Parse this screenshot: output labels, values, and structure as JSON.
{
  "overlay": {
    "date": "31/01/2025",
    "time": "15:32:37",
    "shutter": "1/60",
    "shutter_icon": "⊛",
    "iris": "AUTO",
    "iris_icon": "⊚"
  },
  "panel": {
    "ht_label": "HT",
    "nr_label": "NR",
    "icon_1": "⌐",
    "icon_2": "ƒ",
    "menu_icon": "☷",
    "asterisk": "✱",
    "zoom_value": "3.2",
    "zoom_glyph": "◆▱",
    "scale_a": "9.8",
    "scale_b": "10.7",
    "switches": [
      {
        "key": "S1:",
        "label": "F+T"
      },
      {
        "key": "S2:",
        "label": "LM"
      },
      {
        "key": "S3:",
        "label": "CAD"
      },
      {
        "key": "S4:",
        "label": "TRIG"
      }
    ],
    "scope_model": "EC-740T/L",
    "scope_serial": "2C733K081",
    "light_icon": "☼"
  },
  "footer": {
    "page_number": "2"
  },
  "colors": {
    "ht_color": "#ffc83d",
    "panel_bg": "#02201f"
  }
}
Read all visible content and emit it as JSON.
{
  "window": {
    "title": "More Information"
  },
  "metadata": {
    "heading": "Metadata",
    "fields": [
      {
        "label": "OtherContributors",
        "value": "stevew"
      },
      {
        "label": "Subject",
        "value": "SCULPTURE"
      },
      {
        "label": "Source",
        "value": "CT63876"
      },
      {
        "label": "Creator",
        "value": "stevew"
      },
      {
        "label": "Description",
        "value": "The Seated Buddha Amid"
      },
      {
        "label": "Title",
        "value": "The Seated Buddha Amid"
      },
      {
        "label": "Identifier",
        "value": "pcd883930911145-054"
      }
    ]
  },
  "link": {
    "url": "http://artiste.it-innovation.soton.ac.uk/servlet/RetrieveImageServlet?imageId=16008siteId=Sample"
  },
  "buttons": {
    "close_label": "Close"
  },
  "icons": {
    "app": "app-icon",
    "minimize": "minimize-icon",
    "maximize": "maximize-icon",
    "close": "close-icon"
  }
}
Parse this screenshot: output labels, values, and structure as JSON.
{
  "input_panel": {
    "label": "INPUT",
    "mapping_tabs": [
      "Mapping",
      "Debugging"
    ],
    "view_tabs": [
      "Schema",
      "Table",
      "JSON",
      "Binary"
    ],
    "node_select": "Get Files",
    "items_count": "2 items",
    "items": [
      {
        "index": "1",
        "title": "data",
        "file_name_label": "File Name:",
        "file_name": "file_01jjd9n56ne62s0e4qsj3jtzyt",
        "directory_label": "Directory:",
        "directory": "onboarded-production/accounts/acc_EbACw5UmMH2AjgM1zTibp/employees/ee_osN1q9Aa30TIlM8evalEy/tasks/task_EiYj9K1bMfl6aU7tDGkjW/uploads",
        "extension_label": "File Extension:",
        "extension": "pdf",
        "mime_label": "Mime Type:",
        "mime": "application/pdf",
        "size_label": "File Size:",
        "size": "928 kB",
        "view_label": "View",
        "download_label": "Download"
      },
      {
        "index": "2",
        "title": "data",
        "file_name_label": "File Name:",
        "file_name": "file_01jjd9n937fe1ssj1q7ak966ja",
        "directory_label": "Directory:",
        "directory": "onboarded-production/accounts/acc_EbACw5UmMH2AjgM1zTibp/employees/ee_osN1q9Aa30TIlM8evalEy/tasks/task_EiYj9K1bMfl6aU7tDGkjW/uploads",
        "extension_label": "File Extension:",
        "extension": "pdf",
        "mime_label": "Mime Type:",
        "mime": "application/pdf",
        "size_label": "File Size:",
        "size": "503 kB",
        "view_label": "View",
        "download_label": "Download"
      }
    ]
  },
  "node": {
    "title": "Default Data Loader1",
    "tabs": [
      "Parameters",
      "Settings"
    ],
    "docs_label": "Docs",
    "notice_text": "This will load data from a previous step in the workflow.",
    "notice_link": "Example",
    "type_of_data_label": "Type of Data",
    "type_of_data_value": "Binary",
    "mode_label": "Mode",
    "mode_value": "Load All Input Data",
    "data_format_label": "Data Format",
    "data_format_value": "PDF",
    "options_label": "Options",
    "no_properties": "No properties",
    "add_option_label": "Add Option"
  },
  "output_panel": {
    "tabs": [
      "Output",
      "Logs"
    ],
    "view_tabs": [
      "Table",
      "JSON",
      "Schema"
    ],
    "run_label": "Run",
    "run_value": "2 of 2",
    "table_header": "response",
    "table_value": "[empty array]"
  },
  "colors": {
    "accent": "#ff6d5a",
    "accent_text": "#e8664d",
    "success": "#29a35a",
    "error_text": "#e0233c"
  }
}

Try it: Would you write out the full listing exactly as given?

Solution for this problem:
Parse this screenshot: output labels, values, and structure as JSON.
{
  "overlay": {
    "date": "31/01/2025",
    "time": "15:32:37",
    "shutter": "1/60",
    "shutter_icon": "⊛",
    "iris": "AUTO",
    "iris_icon": "⊚"
  },
  "panel": {
    "ht_label": "HT",
    "nr_label": "NR",
    "icon_1": "⌐",
    "icon_2": "ƒ",
    "menu_icon": "☷",
    "asterisk": "✱",
    "zoom_value": "3.2",
    "zoom_glyph": "◆▱",
    "scale_a": "9.8",
    "scale_b": "10.7",
    "switches": [
      {
        "key": "S1:",
        "label": "F+T"
      },
      {
        "key": "S2:",
        "label": "LM"
      },
      {
        "key": "S3:",
        "label": "CAD"
      },
      {
        "key": "S4:",
        "label": "TRIG"
      }
    ],
    "scope_model": "EC-740T/L",
    "scope_serial": "2C733K081",
    "light_icon": "☼"
  },
  "footer": {
    "page_number": "2"
  },
  "colors": {
    "ht_color": "#ffc83d",
    "panel_bg": "#02201f"
  }
}
Read all visible content and emit it as JSON.
{
  "window": {
    "title": "More Information"
  },
  "metadata": {
    "heading": "Metadata",
    "fields": [
      {
        "label": "OtherContributors",
        "value": "stevew"
      },
      {
        "label": "Subject",
        "value": "SCULPTURE"
      },
      {
        "label": "Source",
        "value": "CT63876"
      },
      {
        "label": "Creator",
        "value": "stevew"
      },
      {
        "label": "Description",
        "value": "The Seated Buddha Amid"
      },
      {
        "label": "Title",
        "value": "The Seated Buddha Amid"
      },
      {
        "label": "Identifier",
        "value": "pcd883930911145-054"
      }
    ]
  },
  "link": {
    "url": "http://artiste.it-innovation.soton.ac.uk/servlet/RetrieveImageServlet?imageId=16008siteId=Sample"
  },
  "buttons": {
    "close_label": "Close"
  },
  "icons": {
    "app": "app-icon",
    "minimize": "minimize-icon",
    "maximize": "maximize-icon",
    "close": "close-icon"
  }
}
Parse this screenshot: output labels, values, and structure as JSON.
{
  "input_panel": {
    "label": "INPUT",
    "mapping_tabs": [
      "Mapping",
      "Debugging"
    ],
    "view_tabs": [
      "Schema",
      "Table",
      "JSON",
      "Binary"
    ],
    "node_select": "Get Files",
    "items_count": "2 items",
    "items": [
      {
        "index": "1",
        "title": "data",
        "file_name_label": "File Name:",
        "file_name": "file_01jjd9n56ne62s0e4qsj3jtzyt",
        "directory_label": "Directory:",
        "directory": "onboarded-production/accounts/acc_EbACw5UmMH2AjgM1zTibp/employees/ee_osN1q9Aa30TIlM8evalEy/tasks/task_EiYj9K1bMfl6aU7tDGkjW/uploads",
        "extension_label": "File Extension:",
        "extension": "pdf",
        "mime_label": "Mime Type:",
        "mime": "application/pdf",
        "size_label": "File Size:",
        "size": "928 kB",
        "view_label": "View",
        "download_label": "Download"
      },
      {
        "index": "2",
        "title": "data",
        "file_name_label": "File Name:",
        "file_name": "file_01jjd9n937fe1ssj1q7ak966ja",
        "directory_label": "Directory:",
        "directory": "onboarded-production/accounts/acc_EbACw5UmMH2AjgM1zTibp/employees/ee_osN1q9Aa30TIlM8evalEy/tasks/task_EiYj9K1bMfl6aU7tDGkjW/uploads",
        "extension_label": "File Extension:",
        "extension": "pdf",
        "mime_label": "Mime Type:",
        "mime": "application/pdf",
        "size_label": "File Size:",
        "size": "503 kB",
        "view_label": "View",
        "download_label": "Download"
      }
    ]
  },
  "node": {
    "title": "Default Data Loader1",
    "tabs": [
      "Parameters",
      "Settings"
    ],
    "docs_label": "Docs",
    "notice_text": "This will load data from a previous step in the workflow.",
    "notice_link": "Example",
    "type_of_data_label": "Type of Data",
    "type_of_data_value": "Binary",
    "mode_label": "Mode",
    "mode_value": "Load All Input Data",
    "data_format_label": "Data Format",
    "data_format_value": "PDF",
    "options_label": "Options",
    "no_properties": "No properties",
    "add_option_label": "Add Option"
  },
  "output_panel": {
    "tabs": [
      "Output",
      "Logs"
    ],
    "view_tabs": [
      "Table",
      "JSON",
      "Schema"
    ],
    "run_label": "Run",
    "run_value": "2 of 2",
    "table_header": "response",
    "table_value": "[empty array]"
  },
  "colors": {
    "accent": "#ff6d5a",
    "accent_text": "#e8664d",
    "success": "#29a35a",
    "error_text": "#e0233c"
  }
}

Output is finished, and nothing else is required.